* _DIRECTIONS_:
Only lines holding the word "screenshot" are wanted from the records; copy all of them.

* _TASK INPUTS_:
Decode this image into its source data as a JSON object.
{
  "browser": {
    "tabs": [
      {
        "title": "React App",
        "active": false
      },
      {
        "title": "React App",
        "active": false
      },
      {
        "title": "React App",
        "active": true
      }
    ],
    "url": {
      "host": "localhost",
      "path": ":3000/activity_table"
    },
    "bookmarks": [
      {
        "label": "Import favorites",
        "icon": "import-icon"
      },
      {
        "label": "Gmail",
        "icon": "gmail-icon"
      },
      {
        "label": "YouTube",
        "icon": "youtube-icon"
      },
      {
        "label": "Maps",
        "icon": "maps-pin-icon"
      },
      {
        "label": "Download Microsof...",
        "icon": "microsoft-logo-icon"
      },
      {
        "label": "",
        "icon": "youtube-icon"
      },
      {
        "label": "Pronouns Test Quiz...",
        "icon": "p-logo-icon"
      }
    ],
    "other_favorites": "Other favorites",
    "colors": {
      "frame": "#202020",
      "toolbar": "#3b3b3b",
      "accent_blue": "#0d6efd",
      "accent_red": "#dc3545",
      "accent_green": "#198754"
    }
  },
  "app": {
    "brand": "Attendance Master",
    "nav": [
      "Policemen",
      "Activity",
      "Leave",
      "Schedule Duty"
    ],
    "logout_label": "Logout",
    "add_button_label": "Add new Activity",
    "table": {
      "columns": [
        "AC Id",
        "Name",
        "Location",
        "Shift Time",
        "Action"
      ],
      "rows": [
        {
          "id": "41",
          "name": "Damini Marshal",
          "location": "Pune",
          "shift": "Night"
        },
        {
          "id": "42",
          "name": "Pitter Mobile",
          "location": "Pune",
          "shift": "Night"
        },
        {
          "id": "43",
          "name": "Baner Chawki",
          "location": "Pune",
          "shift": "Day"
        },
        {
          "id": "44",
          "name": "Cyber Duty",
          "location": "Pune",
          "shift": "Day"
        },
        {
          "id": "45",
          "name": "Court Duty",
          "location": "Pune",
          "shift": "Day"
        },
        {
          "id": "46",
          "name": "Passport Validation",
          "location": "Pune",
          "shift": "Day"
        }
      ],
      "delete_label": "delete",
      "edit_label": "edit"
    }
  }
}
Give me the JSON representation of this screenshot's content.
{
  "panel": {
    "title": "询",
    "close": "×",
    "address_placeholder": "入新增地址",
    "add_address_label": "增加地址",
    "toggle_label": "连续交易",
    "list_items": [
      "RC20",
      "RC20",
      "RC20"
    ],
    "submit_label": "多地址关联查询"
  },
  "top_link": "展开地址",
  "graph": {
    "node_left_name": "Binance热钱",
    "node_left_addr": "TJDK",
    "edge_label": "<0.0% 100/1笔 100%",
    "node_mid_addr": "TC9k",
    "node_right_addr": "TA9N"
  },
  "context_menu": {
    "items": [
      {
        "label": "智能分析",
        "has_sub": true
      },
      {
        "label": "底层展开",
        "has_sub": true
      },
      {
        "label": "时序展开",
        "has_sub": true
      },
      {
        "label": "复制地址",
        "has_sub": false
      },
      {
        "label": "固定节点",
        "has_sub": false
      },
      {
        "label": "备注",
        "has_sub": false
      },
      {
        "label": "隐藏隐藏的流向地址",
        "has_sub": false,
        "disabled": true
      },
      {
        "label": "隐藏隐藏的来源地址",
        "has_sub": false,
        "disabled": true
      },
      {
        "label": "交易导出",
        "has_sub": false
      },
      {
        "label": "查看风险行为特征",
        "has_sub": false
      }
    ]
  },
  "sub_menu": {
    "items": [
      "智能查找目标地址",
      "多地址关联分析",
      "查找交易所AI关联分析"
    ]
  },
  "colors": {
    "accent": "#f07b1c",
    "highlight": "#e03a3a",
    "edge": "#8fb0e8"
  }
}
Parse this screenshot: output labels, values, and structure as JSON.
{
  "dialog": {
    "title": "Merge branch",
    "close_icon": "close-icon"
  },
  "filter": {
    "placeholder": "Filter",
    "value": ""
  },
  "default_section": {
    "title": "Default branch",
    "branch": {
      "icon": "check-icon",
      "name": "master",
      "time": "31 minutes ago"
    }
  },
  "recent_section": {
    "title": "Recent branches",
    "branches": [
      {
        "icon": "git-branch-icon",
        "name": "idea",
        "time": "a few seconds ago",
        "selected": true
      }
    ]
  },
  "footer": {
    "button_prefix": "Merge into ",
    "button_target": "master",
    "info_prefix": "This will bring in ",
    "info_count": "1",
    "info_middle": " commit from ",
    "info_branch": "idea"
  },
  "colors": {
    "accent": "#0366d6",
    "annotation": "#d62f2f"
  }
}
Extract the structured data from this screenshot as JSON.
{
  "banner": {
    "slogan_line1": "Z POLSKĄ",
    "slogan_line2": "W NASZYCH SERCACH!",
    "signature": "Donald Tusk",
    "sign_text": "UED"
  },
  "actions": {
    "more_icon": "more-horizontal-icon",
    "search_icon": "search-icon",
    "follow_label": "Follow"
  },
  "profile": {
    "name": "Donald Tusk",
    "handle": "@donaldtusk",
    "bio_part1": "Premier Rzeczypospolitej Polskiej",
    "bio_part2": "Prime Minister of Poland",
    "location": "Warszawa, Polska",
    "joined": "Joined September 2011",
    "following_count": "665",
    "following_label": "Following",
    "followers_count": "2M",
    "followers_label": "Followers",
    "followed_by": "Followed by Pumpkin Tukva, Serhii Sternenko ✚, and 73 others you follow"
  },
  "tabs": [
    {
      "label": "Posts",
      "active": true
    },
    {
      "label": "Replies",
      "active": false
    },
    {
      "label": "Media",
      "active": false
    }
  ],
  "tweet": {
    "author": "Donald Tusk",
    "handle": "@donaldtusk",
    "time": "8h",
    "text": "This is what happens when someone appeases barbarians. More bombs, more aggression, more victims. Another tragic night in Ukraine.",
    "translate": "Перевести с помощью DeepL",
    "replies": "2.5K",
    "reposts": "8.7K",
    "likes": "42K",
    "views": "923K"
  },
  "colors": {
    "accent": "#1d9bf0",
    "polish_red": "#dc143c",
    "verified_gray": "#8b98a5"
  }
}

* _SOLUTION TO THE EXERCISE_:
Give me the JSON representation of this screenshot's content.
Parse this screenshot: output labels, values, and structure as JSON.
Extract the structured data from this screenshot as JSON.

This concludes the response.